Crackdowns on religion—a primary task

Another grid administrator from Weihai said that the local government demanded them to investigate and report on all house church venues in the area. Every week, they have to visit Three-Self churches in their jurisdictions to monitor the content of sermons, count the people who come for services, and take photos and videos of the congregation. If they discover “suspicious persons,” like missionaries from out of town, they must immediately report about this to the police.

A grid administrator from Taizhou city in the eastern province of Zhejiang said that he was instructed to register the numbers of male and female believers in Three-Self churches. “We also have to investigate their education levels, whether their relatives hold religious beliefs too,” the administrator added. “Churches’ income sources, collected donations, and expenditures must also be scrutinized.”

Grid administrators are instructed to identify the religious status of all residents in their jurisdictions through in-depth conversations, and the information must be noted in the residents’ electronic files. Communities housing many religious believers are targeted for intensified control and surveillance.

“Sometimes grid administrators enter our homes on the pretext of a fire safety inspection,” a house church believer from Henan Province told Bitter Winter. “They inspect every corner of the house to determine if out of town missionaries or groups of believers are inside or we have religious books, and so on.”

In 2019, grid administrators in Guang’an, a prefecture-level city in the southwestern province of Sichuan, in cooperation with the police, monitored members of The Church of Almighty God (CAG) for half a year.
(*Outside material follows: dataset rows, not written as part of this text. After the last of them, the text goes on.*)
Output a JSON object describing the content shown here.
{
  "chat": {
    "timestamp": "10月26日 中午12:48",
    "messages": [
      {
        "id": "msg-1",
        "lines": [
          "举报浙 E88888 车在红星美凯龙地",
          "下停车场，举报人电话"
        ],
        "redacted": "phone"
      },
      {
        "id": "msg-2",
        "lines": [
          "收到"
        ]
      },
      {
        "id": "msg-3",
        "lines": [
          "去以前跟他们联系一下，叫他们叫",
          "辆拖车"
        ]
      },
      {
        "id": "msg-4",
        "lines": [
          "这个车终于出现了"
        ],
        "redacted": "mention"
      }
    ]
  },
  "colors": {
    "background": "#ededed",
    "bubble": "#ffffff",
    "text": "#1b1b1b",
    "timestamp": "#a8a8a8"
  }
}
Having collected information on their activities, the police arrested at least 12 CAG members in the course of one week in August. One of the detained believers recalled that prior to her arrest, a grid administrator visited her several times, noting down her phone number and photographing her.


Source: Bitter Winter